• Aim of the task:
The number of lines holding "Datum" is all you should give; count them in the records below.

• Entries from a dataset of interfaces:
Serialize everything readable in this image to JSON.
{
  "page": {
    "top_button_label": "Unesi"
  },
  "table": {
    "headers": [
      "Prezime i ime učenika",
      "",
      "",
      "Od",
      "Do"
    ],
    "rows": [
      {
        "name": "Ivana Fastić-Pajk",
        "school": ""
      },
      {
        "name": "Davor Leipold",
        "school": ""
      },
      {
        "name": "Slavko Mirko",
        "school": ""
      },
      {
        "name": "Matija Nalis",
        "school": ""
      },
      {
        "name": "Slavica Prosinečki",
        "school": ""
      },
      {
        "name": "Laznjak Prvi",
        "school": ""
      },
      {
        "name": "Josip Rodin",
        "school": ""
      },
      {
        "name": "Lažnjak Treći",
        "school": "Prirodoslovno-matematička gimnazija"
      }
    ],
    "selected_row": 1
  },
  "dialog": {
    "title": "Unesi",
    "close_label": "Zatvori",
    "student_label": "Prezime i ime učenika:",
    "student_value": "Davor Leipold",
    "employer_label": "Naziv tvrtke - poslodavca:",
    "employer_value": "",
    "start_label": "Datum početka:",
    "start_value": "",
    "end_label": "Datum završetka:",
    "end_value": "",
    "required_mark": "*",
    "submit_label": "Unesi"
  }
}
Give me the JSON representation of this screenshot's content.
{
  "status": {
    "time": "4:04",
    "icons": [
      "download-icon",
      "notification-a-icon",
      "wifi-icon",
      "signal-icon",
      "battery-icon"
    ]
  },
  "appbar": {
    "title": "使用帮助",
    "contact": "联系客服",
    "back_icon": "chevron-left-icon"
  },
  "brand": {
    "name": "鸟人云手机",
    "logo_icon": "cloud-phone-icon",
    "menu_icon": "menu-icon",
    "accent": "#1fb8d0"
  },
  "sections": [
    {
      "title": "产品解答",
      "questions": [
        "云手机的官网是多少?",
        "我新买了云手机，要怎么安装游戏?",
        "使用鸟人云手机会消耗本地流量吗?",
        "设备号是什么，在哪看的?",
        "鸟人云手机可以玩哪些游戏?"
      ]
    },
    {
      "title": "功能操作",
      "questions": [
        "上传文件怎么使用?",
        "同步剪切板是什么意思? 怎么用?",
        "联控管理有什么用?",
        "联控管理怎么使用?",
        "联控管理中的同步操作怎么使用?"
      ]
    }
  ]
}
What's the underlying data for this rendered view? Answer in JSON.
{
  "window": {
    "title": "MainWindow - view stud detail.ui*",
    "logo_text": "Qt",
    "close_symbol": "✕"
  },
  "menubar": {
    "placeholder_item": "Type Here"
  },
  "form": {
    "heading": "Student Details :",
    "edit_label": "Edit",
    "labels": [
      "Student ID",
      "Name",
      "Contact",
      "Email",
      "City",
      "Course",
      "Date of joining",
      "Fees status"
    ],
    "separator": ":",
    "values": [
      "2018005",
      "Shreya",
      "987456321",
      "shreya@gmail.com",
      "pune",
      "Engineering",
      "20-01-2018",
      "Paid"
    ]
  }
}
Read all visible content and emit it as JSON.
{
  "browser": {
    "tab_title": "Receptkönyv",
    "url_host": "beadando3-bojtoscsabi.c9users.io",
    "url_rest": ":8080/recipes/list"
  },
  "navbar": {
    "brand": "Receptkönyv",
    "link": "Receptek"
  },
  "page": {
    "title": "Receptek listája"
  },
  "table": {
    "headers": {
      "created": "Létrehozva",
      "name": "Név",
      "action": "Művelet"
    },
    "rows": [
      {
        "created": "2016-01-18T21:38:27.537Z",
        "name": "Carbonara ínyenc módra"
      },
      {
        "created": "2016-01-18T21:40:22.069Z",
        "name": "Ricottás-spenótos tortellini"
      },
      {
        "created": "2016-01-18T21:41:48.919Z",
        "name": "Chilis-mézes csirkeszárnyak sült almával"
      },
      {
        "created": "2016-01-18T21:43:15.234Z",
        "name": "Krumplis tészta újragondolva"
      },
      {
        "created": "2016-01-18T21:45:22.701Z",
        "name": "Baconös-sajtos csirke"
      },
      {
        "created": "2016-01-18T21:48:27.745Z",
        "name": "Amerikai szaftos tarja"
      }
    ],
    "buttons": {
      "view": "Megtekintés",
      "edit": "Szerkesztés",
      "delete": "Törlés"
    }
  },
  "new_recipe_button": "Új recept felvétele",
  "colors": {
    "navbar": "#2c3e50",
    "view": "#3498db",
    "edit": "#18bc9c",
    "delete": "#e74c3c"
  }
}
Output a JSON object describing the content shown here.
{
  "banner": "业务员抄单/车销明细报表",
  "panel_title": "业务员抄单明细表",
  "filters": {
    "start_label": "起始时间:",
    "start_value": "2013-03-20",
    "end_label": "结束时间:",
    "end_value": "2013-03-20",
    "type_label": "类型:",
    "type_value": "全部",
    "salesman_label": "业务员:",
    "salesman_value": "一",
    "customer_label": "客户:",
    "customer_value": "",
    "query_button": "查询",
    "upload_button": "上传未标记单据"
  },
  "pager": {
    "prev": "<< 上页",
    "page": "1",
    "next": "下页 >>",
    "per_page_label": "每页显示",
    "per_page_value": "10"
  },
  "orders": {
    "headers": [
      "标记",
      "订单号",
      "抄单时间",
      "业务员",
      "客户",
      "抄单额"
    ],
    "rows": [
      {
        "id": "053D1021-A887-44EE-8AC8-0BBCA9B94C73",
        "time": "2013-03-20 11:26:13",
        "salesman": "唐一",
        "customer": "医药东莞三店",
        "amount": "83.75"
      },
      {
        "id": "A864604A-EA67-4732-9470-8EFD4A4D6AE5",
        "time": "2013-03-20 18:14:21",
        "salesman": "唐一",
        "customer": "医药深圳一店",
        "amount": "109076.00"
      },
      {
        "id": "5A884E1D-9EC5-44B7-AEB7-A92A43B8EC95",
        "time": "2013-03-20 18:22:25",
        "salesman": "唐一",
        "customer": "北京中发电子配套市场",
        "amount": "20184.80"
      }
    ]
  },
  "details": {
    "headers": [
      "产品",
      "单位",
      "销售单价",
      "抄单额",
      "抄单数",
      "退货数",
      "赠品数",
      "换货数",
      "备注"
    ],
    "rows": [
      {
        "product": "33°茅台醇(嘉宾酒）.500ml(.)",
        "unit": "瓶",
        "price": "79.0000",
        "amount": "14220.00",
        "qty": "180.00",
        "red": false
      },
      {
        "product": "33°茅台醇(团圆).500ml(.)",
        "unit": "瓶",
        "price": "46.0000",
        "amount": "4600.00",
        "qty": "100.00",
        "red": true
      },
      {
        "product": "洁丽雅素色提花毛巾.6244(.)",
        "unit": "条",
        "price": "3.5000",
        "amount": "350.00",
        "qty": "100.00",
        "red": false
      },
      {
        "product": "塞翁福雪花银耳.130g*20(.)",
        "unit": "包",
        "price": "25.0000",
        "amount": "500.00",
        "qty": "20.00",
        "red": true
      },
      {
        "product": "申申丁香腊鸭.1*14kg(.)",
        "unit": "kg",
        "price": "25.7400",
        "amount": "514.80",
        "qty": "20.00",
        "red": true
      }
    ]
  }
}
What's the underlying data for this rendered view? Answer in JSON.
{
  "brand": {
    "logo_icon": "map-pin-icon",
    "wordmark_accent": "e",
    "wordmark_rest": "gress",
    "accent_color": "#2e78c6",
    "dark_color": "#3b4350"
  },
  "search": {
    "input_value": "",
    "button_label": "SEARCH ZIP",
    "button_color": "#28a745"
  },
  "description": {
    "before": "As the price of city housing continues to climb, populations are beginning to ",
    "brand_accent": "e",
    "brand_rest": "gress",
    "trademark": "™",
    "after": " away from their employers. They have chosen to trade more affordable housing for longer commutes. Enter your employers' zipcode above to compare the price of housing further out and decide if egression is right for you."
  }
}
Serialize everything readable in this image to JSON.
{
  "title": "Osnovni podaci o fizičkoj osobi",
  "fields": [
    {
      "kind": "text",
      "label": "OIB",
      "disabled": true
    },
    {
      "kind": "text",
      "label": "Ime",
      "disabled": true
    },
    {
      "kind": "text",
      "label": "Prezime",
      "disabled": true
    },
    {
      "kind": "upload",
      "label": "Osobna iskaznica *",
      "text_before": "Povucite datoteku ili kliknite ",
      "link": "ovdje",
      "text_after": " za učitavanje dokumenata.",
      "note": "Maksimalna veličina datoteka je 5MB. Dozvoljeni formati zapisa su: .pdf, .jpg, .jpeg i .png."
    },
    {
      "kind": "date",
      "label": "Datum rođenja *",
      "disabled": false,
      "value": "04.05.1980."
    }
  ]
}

• Response:
3